'''

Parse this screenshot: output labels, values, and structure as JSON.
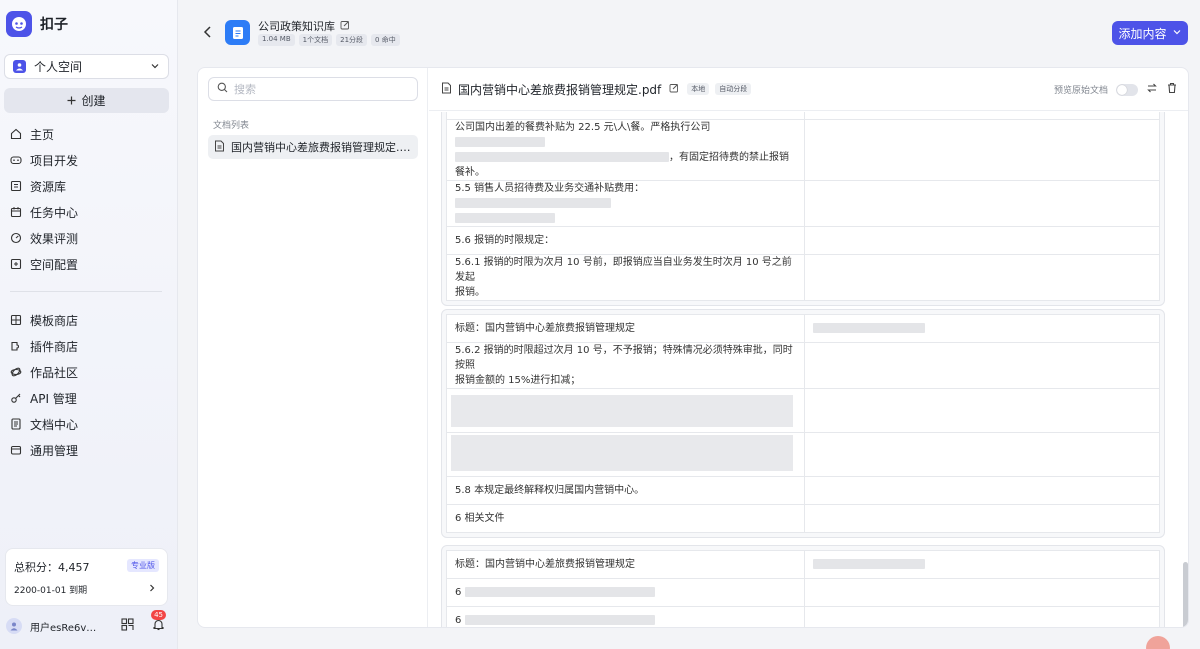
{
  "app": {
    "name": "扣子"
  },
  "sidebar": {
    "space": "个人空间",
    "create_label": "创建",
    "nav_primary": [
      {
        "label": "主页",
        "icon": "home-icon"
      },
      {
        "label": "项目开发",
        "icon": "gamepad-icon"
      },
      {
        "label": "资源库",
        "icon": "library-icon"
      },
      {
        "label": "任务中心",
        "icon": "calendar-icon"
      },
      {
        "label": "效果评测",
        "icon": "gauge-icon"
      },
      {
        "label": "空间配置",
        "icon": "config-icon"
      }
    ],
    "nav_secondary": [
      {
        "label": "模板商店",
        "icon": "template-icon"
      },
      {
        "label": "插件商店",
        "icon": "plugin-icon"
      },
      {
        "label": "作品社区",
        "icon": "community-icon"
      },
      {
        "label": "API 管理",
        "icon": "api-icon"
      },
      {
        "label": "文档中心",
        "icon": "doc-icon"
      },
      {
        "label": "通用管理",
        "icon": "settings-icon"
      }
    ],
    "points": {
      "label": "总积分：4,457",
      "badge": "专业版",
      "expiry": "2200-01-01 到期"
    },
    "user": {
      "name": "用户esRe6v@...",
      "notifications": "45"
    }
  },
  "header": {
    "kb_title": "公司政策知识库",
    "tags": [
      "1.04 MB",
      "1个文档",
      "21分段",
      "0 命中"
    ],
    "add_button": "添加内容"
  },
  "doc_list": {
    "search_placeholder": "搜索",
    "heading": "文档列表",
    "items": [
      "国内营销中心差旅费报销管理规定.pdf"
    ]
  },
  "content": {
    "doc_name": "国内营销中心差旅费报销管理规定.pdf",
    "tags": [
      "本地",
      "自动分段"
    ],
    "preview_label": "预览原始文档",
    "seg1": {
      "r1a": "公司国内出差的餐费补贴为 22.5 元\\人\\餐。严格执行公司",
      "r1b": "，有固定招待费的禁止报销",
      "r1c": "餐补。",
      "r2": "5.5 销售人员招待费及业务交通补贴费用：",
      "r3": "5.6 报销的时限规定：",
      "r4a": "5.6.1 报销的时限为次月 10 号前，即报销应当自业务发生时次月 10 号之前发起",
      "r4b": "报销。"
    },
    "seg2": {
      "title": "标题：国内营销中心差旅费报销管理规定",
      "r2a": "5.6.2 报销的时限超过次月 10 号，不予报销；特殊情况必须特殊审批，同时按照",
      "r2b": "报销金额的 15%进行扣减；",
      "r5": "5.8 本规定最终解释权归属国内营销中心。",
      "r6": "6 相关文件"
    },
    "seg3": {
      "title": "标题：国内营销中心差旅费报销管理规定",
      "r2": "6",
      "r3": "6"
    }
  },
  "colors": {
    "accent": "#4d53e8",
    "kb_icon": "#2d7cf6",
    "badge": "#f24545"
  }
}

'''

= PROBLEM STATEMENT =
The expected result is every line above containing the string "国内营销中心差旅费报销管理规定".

= SOLUTION FOR THIS TASK =
      "国内营销中心差旅费报销管理规定.pdf"
    "doc_name": "国内营销中心差旅费报销管理规定.pdf",
      "title": "标题：国内营销中心差旅费报销管理规定",
      "title": "标题：国内营销中心差旅费报销管理规定",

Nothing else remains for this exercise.